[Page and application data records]
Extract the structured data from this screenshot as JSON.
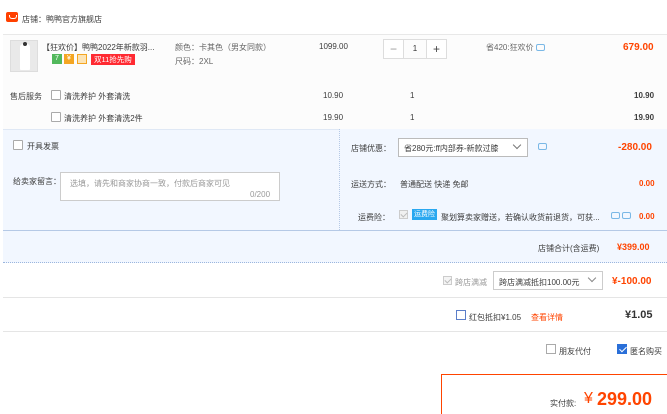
{
  "shop": {
    "label": "店铺：鸭鸭官方旗舰店"
  },
  "item": {
    "title": "【狂欢价】鸭鸭2022年新款羽...",
    "badges": [
      "7",
      "¥",
      "双11抢先购"
    ],
    "sku_color": "颜色：卡其色（男女同款）",
    "sku_size": "尺码：2XL",
    "price": "1099.00",
    "quantity": "1",
    "save_text": "省420:狂欢价",
    "total": "679.00"
  },
  "services": {
    "label": "售后服务",
    "rows": [
      {
        "name": "清洗养护 外套清洗",
        "price": "10.90",
        "qty": "1",
        "total": "10.90"
      },
      {
        "name": "清洗养护 外套清洗2件",
        "price": "19.90",
        "qty": "1",
        "total": "19.90"
      }
    ]
  },
  "invoice": {
    "label": "开具发票"
  },
  "message": {
    "label": "给卖家留言：",
    "placeholder": "选填，请先和商家协商一致，付款后商家可见",
    "count": "0/200"
  },
  "coupon": {
    "label": "店铺优惠：",
    "selected": "省280元:ff内部券-新款过膝",
    "amount": "-280.00"
  },
  "shipping": {
    "label": "运送方式：",
    "value": "普通配送 快递 免邮",
    "amount": "0.00"
  },
  "insurance": {
    "label": "运费险：",
    "badge": "运费险",
    "text": "聚划算卖家赠送，若确认收货前退货，可获...",
    "amount": "0.00"
  },
  "shop_total": {
    "label": "店铺合计(含运费)",
    "value": "¥399.00"
  },
  "discount": {
    "label": "跨店满减",
    "selected": "跨店满减抵扣100.00元",
    "amount": "¥-100.00"
  },
  "hongbao": {
    "label": "红包抵扣¥1.05",
    "link": "查看详情",
    "amount": "¥1.05"
  },
  "options": {
    "friend_pay": "朋友代付",
    "anonymous": "匿名购买"
  },
  "payment": {
    "label": "实付款:",
    "currency": "¥",
    "amount": "299.00"
  },
  "colors": {
    "accent": "#ff4400",
    "blue_bg": "#f2f7ff",
    "badge_red": "#ff2a32",
    "badge_blue": "#2aa8f0"
  }
}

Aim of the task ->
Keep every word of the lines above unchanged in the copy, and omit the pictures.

Answer section ->
Extract the structured data from this screenshot as JSON.
{
  "shop": {
    "label": "店铺：鸭鸭官方旗舰店"
  },
  "item": {
    "title": "【狂欢价】鸭鸭2022年新款羽...",
    "badges": [
      "7",
      "¥",
      "双11抢先购"
    ],
    "sku_color": "颜色：卡其色（男女同款）",
    "sku_size": "尺码：2XL",
    "price": "1099.00",
    "quantity": "1",
    "save_text": "省420:狂欢价",
    "total": "679.00"
  },
  "services": {
    "label": "售后服务",
    "rows": [
      {
        "name": "清洗养护 外套清洗",
        "price": "10.90",
        "qty": "1",
        "total": "10.90"
      },
      {
        "name": "清洗养护 外套清洗2件",
        "price": "19.90",
        "qty": "1",
        "total": "19.90"
      }
    ]
  },
  "invoice": {
    "label": "开具发票"
  },
  "message": {
    "label": "给卖家留言：",
    "placeholder": "选填，请先和商家协商一致，付款后商家可见",
    "count": "0/200"
  },
  "coupon": {
    "label": "店铺优惠：",
    "selected": "省280元:ff内部券-新款过膝",
    "amount": "-280.00"
  },
  "shipping": {
    "label": "运送方式：",
    "value": "普通配送 快递 免邮",
    "amount": "0.00"
  },
  "insurance": {
    "label": "运费险：",
    "badge": "运费险",
    "text": "聚划算卖家赠送，若确认收货前退货，可获...",
    "amount": "0.00"
  },
  "shop_total": {
    "label": "店铺合计(含运费)",
    "value": "¥399.00"
  },
  "discount": {
    "label": "跨店满减",
    "selected": "跨店满减抵扣100.00元",
    "amount": "¥-100.00"
  },
  "hongbao": {
    "label": "红包抵扣¥1.05",
    "link": "查看详情",
    "amount": "¥1.05"
  },
  "options": {
    "friend_pay": "朋友代付",
    "anonymous": "匿名购买"
  },
  "payment": {
    "label": "实付款:",
    "currency": "¥",
    "amount": "299.00"
  },
  "colors": {
    "accent": "#ff4400",
    "blue_bg": "#f2f7ff",
    "badge_red": "#ff2a32",
    "badge_blue": "#2aa8f0"
  }
}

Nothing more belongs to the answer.